What is expected
For this exercise, print the records below verbatim.

Available data
▬▬▬

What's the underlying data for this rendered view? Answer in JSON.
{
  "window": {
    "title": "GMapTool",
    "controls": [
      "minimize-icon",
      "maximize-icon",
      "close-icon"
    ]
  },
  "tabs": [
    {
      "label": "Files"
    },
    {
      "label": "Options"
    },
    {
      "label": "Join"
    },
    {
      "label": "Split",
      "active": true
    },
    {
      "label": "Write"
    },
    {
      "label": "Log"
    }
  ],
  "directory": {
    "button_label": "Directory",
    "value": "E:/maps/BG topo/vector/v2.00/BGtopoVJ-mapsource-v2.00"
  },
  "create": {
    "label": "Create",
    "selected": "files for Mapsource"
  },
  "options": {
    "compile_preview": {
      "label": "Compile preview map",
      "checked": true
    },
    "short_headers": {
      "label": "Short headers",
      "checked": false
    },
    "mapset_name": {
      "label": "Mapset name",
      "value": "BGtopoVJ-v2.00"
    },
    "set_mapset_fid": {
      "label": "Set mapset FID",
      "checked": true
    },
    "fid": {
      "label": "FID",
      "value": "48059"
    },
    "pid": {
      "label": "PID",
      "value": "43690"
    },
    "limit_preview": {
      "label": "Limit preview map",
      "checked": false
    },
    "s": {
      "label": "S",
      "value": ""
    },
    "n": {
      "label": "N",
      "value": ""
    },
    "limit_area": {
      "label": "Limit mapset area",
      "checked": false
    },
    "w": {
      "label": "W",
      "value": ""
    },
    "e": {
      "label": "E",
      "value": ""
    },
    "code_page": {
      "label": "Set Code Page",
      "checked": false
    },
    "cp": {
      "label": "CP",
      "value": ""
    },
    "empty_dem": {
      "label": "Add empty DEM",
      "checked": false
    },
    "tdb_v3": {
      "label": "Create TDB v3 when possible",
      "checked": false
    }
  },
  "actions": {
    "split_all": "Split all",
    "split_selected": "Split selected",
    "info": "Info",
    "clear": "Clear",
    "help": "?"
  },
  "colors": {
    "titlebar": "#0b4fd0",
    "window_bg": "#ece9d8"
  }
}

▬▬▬

Exercise response
What's the underlying data for this rendered view? Answer in JSON.
{
  "window": {
    "title": "GMapTool",
    "controls": [
      "minimize-icon",
      "maximize-icon",
      "close-icon"
    ]
  },
  "tabs": [
    {
      "label": "Files"
    },
    {
      "label": "Options"
    },
    {
      "label": "Join"
    },
    {
      "label": "Split",
      "active": true
    },
    {
      "label": "Write"
    },
    {
      "label": "Log"
    }
  ],
  "directory": {
    "button_label": "Directory",
    "value": "E:/maps/BG topo/vector/v2.00/BGtopoVJ-mapsource-v2.00"
  },
  "create": {
    "label": "Create",
    "selected": "files for Mapsource"
  },
  "options": {
    "compile_preview": {
      "label": "Compile preview map",
      "checked": true
    },
    "short_headers": {
      "label": "Short headers",
      "checked": false
    },
    "mapset_name": {
      "label": "Mapset name",
      "value": "BGtopoVJ-v2.00"
    },
    "set_mapset_fid": {
      "label": "Set mapset FID",
      "checked": true
    },
    "fid": {
      "label": "FID",
      "value": "48059"
    },
    "pid": {
      "label": "PID",
      "value": "43690"
    },
    "limit_preview": {
      "label": "Limit preview map",
      "checked": false
    },
    "s": {
      "label": "S",
      "value": ""
    },
    "n": {
      "label": "N",
      "value": ""
    },
    "limit_area": {
      "label": "Limit mapset area",
      "checked": false
    },
    "w": {
      "label": "W",
      "value": ""
    },
    "e": {
      "label": "E",
      "value": ""
    },
    "code_page": {
      "label": "Set Code Page",
      "checked": false
    },
    "cp": {
      "label": "CP",
      "value": ""
    },
    "empty_dem": {
      "label": "Add empty DEM",
      "checked": false
    },
    "tdb_v3": {
      "label": "Create TDB v3 when possible",
      "checked": false
    }
  },
  "actions": {
    "split_all": "Split all",
    "split_selected": "Split selected",
    "info": "Info",
    "clear": "Clear",
    "help": "?"
  },
  "colors": {
    "titlebar": "#0b4fd0",
    "window_bg": "#ece9d8"
  }
}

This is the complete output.